I sold DUALED as a standalone. I went through revisions and edits never thinking otherwise. So when my publisher came to me about writing a sequel, it was both heady (they want more! yes!) and grounding (the thought of letting down my publisher and future readers of DUALED absolutely terrifies me).
As a reader, the question of whether I prefer a standalone or series is easy. If a book is good, I’ll always want more. Unlike junk food, gorging on a great read will never leave you feeling guilty. But when a book is clearly reaching for more when there simply isn’t more…well, I’m not merely unsatisfied, I’m disappointed. In all honesty, I’ll probably feel a bit annoyed, too, as though I’ve been ripped off or fooled in some way. And I’ll end up wishing I had those hours back.
As a writer, approaching the process for a series is very different than approaching one for a standalone. All kinds of things have to be considered: mini-arcs within each book; a grander arc that encompasses the whole series; the timing of cliffhangers; overall pacing; resolving plots while still maintaining tension. Staying true to your world and your characters. Raising the stakes. To include enough backstory that a reader can still understand what’s going on if they haven’t read the previous book, yet not too much that you’re boring the crap out of said reader if they have.

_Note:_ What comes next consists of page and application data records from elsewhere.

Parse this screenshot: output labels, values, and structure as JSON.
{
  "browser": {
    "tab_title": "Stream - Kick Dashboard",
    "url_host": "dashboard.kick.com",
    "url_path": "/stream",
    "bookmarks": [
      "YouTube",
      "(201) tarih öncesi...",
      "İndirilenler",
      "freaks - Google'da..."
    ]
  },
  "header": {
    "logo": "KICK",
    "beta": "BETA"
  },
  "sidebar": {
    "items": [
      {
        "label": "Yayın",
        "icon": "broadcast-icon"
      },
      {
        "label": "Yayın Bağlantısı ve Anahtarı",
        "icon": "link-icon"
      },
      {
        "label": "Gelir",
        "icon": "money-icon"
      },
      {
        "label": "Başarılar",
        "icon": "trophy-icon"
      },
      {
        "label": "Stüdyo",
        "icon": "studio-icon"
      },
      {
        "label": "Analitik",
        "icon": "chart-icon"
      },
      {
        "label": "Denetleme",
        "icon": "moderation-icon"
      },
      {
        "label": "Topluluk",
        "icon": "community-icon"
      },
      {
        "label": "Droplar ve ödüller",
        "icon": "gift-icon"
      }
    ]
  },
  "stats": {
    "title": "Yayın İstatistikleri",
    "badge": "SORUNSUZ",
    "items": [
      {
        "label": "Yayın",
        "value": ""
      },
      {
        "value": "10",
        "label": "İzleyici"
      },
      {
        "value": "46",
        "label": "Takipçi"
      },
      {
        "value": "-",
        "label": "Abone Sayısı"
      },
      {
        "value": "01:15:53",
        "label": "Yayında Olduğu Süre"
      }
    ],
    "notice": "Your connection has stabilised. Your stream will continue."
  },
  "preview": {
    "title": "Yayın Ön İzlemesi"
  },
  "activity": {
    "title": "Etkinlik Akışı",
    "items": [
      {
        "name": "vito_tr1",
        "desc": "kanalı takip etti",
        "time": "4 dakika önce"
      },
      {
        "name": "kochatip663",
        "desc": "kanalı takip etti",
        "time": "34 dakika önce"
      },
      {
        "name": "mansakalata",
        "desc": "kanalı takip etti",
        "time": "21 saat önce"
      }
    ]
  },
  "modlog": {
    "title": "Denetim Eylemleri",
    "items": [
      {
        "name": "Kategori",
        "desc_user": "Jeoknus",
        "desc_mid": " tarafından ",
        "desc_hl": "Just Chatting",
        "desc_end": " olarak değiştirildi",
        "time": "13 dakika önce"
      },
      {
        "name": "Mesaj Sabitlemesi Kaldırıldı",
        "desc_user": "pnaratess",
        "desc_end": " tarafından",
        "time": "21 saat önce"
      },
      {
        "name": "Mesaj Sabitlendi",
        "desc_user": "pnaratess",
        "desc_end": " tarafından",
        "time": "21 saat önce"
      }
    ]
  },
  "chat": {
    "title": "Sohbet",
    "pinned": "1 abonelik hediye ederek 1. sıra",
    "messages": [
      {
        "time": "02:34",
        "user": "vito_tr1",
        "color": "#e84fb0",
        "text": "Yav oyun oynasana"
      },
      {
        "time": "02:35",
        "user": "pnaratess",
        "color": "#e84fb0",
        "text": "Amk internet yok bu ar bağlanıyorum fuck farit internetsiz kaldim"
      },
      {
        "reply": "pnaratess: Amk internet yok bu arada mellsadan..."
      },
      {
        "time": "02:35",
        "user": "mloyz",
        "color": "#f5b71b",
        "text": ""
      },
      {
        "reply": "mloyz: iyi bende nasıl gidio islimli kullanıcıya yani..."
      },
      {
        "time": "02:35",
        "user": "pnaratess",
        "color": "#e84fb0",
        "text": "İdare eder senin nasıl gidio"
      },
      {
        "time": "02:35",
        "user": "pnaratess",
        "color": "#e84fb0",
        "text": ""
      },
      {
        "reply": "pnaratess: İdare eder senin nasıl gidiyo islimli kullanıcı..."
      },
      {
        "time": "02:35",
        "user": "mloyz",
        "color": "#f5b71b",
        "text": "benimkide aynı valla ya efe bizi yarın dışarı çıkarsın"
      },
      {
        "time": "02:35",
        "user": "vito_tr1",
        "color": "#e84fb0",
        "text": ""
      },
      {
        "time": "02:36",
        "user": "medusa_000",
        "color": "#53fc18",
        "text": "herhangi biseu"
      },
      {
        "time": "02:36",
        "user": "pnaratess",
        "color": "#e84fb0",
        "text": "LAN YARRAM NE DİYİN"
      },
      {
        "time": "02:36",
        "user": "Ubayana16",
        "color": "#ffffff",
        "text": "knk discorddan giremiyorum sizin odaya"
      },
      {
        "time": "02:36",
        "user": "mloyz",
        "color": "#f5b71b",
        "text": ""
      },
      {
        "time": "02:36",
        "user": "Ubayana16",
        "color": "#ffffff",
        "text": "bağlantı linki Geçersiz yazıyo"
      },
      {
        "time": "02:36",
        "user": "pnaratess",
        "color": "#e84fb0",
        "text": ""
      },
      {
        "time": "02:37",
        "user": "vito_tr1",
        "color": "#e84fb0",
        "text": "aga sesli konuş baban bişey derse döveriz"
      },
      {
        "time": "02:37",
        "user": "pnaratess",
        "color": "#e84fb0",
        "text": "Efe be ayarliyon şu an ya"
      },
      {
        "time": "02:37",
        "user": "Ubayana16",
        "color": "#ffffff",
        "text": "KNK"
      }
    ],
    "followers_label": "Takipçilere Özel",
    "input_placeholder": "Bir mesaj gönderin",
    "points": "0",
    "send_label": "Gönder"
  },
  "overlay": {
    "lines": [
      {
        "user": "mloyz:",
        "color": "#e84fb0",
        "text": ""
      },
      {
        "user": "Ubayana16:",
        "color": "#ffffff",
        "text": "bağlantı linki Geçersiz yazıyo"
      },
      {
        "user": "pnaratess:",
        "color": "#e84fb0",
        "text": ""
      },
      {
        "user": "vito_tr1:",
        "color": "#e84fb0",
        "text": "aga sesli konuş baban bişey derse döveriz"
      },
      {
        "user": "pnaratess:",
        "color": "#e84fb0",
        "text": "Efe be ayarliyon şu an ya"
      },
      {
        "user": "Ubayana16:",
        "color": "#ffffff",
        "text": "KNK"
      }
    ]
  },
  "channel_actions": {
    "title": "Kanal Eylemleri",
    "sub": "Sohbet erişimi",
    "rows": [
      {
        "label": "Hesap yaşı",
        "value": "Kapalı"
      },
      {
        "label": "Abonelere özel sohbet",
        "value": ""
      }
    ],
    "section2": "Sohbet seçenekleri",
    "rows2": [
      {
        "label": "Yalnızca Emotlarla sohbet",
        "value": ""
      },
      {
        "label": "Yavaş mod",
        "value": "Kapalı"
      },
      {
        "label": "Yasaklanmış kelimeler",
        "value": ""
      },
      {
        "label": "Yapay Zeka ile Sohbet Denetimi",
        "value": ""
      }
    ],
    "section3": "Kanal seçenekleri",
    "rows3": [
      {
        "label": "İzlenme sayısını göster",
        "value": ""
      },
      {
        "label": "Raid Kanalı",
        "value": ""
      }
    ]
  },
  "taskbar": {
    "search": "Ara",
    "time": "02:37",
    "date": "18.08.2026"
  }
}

All of these points come down to ensuring ONE thing: that each book in a series is strong enough to stand on it own. Just as you can’t end Book One on a huge cliffhanger in hopes a reader will pick up Book Two, you also can’t write Book Two to be little more than a bridge to Book Three, etc. It goes the other way, as well—just as some series are stretched too thin, sometimes there’s simply too much story to fit into a single book. And if you’re working with word count constraints (which a lot of debut authors feel pressured to do, no matter how soft these constraints might be), it can be hard to properly flesh out an ensemble cast of characters and super complicated, winding plotlines.
As it is, I’m finding that writing a sequel isn’t necessarily harder than writing a standalone. In some ways, it might even be easier—the backbones of your world and characters are already there. It’s just…different. You’re still chipping away to get to the good stuff, but you might have to use another set of tools, that’s all.